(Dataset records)
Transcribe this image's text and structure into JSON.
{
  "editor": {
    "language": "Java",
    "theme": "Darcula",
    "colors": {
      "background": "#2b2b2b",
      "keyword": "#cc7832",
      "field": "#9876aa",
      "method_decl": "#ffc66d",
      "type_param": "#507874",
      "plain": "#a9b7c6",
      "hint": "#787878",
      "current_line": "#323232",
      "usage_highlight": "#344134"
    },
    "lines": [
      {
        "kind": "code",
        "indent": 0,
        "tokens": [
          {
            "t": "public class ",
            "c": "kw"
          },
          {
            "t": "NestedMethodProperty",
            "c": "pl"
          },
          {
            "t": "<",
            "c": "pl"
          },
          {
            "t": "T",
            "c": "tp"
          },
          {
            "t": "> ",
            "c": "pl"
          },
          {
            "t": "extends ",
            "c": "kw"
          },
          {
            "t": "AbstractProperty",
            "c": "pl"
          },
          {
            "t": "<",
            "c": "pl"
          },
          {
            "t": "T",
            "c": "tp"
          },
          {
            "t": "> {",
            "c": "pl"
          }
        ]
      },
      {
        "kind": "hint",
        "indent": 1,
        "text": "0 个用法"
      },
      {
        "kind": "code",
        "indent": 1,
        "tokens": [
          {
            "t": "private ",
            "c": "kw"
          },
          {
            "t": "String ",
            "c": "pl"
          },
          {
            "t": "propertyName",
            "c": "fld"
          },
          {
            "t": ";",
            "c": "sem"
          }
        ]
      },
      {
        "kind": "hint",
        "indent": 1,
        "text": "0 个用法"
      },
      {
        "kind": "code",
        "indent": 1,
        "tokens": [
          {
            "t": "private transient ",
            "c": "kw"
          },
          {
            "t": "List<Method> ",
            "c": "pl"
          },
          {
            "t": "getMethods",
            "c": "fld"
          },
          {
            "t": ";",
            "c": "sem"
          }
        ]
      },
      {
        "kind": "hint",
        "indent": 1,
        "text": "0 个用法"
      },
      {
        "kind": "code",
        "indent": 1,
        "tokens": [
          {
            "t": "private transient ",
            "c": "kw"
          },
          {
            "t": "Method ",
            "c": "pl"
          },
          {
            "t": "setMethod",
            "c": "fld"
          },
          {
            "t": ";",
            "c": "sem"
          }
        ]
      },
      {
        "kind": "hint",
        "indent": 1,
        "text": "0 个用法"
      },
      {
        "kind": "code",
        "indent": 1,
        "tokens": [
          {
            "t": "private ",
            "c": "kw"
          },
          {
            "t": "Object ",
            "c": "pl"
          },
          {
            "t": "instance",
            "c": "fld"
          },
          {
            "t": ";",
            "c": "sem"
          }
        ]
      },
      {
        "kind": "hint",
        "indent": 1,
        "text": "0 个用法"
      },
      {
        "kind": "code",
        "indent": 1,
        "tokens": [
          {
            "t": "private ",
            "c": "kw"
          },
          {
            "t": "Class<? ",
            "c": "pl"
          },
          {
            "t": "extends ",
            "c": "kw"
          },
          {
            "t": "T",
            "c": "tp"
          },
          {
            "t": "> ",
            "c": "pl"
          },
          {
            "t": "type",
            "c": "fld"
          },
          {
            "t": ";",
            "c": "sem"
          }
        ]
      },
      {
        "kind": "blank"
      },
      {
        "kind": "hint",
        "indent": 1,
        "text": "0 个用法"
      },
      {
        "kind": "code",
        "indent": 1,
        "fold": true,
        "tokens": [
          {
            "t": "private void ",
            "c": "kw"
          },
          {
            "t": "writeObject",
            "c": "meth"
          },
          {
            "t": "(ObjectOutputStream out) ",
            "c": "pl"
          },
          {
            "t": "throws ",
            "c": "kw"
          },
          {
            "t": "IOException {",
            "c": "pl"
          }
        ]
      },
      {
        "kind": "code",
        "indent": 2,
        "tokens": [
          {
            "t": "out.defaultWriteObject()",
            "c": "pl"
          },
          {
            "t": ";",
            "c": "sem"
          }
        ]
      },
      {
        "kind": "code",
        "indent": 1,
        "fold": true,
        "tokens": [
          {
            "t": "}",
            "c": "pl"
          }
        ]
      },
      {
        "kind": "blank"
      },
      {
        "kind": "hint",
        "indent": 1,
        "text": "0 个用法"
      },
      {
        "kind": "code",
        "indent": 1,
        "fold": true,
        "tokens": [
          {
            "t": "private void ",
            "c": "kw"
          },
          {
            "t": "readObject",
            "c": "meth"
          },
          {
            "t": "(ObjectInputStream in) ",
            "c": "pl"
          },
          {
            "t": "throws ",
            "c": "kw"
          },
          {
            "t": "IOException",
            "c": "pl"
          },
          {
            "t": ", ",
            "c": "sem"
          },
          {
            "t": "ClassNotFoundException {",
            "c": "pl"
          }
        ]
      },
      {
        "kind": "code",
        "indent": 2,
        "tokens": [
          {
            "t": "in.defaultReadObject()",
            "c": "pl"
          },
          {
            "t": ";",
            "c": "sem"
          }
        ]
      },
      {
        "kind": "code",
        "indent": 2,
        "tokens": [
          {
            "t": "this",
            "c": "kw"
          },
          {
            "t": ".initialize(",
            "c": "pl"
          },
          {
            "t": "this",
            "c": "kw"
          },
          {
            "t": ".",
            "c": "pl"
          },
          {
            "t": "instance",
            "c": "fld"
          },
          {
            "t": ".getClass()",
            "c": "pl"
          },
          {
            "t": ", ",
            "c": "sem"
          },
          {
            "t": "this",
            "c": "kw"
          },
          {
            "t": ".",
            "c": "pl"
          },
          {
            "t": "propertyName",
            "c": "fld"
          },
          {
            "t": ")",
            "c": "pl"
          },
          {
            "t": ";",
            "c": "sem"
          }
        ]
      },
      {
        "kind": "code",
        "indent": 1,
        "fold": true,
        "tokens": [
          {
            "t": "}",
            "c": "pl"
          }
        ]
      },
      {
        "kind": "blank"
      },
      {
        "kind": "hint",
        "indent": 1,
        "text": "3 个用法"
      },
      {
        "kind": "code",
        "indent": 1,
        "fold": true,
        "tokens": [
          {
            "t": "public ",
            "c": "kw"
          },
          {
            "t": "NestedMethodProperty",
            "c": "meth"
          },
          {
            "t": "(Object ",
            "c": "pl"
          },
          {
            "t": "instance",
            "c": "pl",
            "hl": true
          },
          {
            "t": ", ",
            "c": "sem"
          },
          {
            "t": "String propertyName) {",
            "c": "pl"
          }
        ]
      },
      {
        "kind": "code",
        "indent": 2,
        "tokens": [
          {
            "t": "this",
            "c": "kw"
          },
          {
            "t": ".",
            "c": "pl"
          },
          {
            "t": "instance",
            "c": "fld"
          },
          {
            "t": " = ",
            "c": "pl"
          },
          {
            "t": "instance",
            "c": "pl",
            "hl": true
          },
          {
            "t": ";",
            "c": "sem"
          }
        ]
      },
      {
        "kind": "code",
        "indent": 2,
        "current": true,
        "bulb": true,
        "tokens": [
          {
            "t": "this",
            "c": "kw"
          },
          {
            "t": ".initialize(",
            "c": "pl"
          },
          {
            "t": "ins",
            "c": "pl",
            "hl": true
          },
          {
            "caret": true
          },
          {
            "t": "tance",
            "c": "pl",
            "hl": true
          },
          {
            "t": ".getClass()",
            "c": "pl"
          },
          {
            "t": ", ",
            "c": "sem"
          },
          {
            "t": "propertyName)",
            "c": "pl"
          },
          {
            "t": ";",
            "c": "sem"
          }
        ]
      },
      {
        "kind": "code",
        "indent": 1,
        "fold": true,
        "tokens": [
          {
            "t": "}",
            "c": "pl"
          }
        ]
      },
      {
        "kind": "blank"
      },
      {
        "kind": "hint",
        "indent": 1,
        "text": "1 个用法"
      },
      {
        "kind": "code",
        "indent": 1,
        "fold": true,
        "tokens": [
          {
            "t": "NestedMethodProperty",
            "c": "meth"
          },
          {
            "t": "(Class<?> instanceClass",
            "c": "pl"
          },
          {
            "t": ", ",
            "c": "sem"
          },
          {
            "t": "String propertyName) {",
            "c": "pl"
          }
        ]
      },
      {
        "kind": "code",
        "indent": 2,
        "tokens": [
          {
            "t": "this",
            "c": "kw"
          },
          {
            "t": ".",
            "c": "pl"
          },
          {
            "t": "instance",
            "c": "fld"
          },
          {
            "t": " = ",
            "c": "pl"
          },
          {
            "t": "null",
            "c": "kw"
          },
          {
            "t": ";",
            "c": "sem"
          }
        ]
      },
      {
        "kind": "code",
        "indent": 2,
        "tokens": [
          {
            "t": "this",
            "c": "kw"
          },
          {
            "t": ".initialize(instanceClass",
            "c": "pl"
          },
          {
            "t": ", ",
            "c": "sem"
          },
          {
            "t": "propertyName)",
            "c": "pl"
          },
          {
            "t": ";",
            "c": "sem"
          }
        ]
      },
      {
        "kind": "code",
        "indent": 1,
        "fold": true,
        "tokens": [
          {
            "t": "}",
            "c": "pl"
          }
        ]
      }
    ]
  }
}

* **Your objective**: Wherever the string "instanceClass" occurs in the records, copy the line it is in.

* **Solution for this task**:
            "t": "(Class<?> instanceClass",
            "t": ".initialize(instanceClass",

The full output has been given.